[WORK TO BE COMPLETED] Here are some records; copy every line that holds the word "color".

[Website and app data records]
■ ■ ■ ■ ■ ■ ■

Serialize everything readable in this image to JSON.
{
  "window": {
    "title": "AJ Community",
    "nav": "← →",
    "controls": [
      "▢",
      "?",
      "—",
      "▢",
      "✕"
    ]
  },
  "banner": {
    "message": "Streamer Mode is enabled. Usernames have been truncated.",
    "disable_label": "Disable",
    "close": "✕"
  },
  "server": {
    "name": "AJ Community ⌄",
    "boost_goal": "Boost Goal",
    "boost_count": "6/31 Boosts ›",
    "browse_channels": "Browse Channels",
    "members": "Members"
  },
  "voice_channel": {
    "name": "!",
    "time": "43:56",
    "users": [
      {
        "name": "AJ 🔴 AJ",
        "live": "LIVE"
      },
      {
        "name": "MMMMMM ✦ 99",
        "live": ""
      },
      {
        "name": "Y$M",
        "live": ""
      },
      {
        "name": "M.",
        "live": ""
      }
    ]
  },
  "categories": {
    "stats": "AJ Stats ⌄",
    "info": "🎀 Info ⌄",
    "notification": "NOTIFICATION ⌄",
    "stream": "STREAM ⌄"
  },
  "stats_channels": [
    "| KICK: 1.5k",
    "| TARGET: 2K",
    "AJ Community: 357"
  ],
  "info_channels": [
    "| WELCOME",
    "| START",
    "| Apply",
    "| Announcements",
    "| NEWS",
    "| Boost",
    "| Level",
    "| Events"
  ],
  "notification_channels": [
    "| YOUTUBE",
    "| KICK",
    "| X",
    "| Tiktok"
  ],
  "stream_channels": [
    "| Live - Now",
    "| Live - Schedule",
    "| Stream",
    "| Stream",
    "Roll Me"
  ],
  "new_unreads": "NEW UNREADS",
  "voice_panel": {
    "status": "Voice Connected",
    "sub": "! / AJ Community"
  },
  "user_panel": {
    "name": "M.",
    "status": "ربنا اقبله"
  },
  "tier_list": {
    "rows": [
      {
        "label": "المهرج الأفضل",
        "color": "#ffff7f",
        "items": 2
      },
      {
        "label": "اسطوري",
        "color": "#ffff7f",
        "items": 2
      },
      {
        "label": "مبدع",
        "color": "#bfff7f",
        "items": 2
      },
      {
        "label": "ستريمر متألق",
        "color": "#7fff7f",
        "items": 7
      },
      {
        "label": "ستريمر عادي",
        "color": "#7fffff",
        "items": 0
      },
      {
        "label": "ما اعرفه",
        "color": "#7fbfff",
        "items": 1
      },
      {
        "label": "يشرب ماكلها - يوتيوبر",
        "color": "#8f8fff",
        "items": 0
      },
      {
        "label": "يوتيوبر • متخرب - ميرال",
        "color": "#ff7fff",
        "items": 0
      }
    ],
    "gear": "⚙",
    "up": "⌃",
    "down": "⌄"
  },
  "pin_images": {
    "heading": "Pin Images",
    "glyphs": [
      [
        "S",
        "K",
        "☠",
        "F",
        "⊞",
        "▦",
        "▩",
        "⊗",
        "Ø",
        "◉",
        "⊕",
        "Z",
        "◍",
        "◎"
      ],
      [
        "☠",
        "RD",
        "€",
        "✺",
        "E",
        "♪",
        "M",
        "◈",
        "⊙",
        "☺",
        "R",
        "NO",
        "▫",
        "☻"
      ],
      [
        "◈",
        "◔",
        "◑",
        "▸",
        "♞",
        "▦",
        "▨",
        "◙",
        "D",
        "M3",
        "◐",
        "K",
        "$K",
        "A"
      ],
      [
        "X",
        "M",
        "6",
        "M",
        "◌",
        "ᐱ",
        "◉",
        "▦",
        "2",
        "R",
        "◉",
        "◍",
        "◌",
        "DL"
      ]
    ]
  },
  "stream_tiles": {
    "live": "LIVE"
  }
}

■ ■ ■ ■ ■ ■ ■

[ANSWER BOX]
        "color": "#ffff7f",
        "color": "#ffff7f",
        "color": "#bfff7f",
        "color": "#7fff7f",
        "color": "#7fffff",
        "color": "#7fbfff",
        "color": "#8f8fff",
        "color": "#ff7fff",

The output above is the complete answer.